The King Of 70s Horror
The Exorcist came out in 1973. Based on the 1971 novel by William Peter Blatty, The Exorcist is considered a cult classic, or just plain classic. But what made it that way? What makes this movie so especially spooky compared to all the other various horror films of the 1970s? Why is it that so many movie t shirts feature The Exorcist?
There are a few reasons.
First of all, the use of subliminals. The Exorcist contains many quick flashes of frightening images that might just escape your notice if you’re not careful. Take the scene where Merrin and Karras (the two priests) enter the house at night. In that scene, there is a brief flash of an evil face with makeup on the stove. Another example is where the Pazuzu demon’s outline is shown against the stairs. The use of brief images in The Exorcist works for two reasons. First, it provides a jump scare if you notice the image. However, if you don’t consciously register the images, then it works for a second reason: you register it subconsciously and it creates a general feeling of unease, adding to the horror. The Exorcist was not the first film to use subliminals. But it is one of the most effective.
Second, the combination of creepiness with jump scares.
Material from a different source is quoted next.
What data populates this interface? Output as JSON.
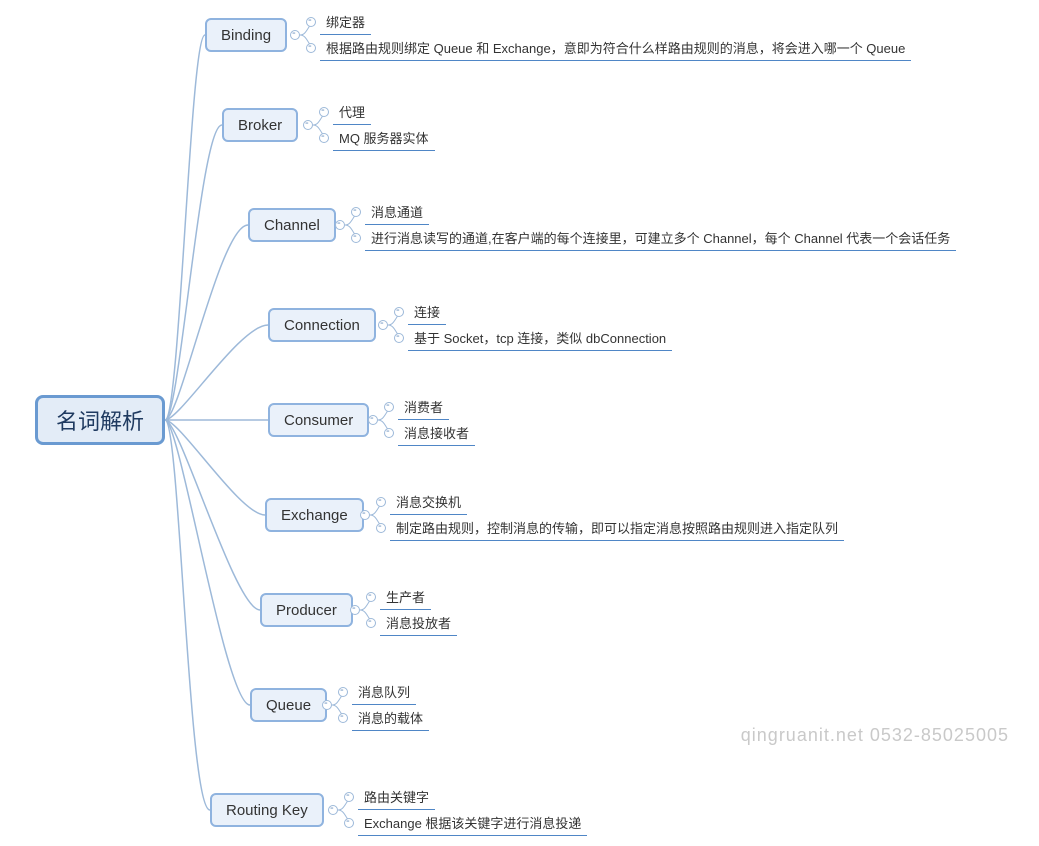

The three big Satanic horror movies of the 1970s were The Exorcist, Rosemary’s Baby, and The Omen. The Omen also used subliminals and the vague threat of Satanic forces, but the characters never find themselves face-to-face with something unworldly. The closest it comes is when the
main character fights the babysitter. But the babysitter still looks and acts human, even if she is from Hell. Similarly, Rosemary’s Baby has a lot of devil worshipers and evil cultists. It also has an encounter with Satan. However, the encounter with Satan is hidden with strange cinematography and a dreamlike haze. The Exorcist has the nightmarish creepiness and ominous feeling of the other two movies. But it also has jump scares. There are a lot of direct and violent encounters with the demon. It’s very “in your face,” but also has subtle parts. Combining these two is part of what makes The Exorcist a classic.
Third, the use of children. All of the big three horror films involved children. In Rosemary’s Baby, you never see the antichrist child. And in The Omen, the antichrist child looks and acts like a normal child, except for the 666 hidden in his hair. In The Exorcist, however, we see a shocking transformation. Regan begins as an innocent twelve year old girl, and ends up as a shrieking demon-possessed lunatic. She goes from being sweet and normal to screaming obscenities and blaspheming. Whereas we never even see Rosemary’s antichrist child, and the kid from The Omen doesn’t do all that much. The Exorcist exploits the shock value of using a child to the utmost by showing us the transformation from ordinary child to demon.
So there you have it: the real reason why The Exorcist is the very best of 70s horror. This